ASSIGNED TASK: Check each line of the records below for the string "JSON", then state how many lines contain it, with no other output.

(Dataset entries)
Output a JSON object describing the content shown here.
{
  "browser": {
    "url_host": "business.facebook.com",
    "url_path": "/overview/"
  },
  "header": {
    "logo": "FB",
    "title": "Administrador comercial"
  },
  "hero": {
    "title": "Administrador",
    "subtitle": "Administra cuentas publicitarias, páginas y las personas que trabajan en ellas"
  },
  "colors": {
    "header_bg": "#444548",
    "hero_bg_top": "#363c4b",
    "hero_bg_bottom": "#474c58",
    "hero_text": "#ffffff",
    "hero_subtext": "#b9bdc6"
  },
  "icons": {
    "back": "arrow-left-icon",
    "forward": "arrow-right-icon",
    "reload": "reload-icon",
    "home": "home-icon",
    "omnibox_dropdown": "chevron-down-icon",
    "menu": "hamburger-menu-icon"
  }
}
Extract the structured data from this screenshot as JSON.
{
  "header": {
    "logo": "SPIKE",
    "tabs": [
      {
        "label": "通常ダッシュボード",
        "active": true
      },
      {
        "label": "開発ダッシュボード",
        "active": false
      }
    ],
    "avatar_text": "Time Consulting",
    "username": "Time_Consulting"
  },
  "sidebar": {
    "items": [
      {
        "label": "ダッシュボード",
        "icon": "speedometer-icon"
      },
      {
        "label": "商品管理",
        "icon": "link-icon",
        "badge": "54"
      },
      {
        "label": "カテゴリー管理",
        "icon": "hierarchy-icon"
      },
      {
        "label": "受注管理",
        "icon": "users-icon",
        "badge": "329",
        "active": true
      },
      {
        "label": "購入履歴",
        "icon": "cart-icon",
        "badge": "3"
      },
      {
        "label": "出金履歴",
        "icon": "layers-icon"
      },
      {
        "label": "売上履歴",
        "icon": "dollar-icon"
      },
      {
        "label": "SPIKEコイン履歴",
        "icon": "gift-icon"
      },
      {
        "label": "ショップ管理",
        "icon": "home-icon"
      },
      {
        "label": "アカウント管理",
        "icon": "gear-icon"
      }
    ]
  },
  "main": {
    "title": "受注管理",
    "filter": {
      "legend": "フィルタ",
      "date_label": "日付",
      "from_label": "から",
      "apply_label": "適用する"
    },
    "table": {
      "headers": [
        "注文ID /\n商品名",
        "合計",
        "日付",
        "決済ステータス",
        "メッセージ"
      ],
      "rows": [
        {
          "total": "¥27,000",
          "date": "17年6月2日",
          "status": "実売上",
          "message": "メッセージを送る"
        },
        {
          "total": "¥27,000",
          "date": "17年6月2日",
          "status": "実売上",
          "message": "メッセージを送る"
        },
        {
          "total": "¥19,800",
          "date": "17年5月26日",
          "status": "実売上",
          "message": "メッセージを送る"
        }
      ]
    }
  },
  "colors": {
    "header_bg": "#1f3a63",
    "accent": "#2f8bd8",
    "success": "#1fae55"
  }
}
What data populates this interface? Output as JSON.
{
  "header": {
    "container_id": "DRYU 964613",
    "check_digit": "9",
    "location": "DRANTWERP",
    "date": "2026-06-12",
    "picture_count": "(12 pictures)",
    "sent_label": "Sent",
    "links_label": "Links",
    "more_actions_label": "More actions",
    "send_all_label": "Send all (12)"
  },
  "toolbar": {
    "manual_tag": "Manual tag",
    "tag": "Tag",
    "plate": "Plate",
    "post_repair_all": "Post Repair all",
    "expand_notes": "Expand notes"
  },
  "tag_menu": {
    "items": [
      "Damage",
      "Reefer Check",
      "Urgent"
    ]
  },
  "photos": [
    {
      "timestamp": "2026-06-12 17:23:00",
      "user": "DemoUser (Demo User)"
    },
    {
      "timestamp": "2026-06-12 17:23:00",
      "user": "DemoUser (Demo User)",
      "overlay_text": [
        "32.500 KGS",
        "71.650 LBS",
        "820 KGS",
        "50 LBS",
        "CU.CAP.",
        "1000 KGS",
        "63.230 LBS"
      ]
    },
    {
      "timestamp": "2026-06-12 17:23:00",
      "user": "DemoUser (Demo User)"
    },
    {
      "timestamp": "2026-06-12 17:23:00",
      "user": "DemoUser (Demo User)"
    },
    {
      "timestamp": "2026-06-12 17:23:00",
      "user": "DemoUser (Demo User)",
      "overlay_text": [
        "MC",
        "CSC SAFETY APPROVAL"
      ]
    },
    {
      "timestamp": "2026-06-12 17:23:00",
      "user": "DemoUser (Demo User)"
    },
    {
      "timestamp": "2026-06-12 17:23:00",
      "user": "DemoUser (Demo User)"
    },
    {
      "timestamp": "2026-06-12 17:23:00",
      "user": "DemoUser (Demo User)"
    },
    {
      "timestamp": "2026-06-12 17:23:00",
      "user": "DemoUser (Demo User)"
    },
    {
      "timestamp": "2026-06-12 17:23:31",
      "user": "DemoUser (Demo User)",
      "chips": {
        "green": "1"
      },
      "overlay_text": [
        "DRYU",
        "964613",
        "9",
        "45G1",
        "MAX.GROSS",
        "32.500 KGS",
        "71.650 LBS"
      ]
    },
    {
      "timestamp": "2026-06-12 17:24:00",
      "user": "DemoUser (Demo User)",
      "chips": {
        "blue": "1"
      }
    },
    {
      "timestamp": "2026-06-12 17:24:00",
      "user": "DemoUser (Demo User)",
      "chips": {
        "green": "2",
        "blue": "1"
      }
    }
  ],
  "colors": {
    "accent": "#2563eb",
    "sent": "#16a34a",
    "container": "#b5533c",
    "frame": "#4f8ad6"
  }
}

EXERCISE SOLUTION: 3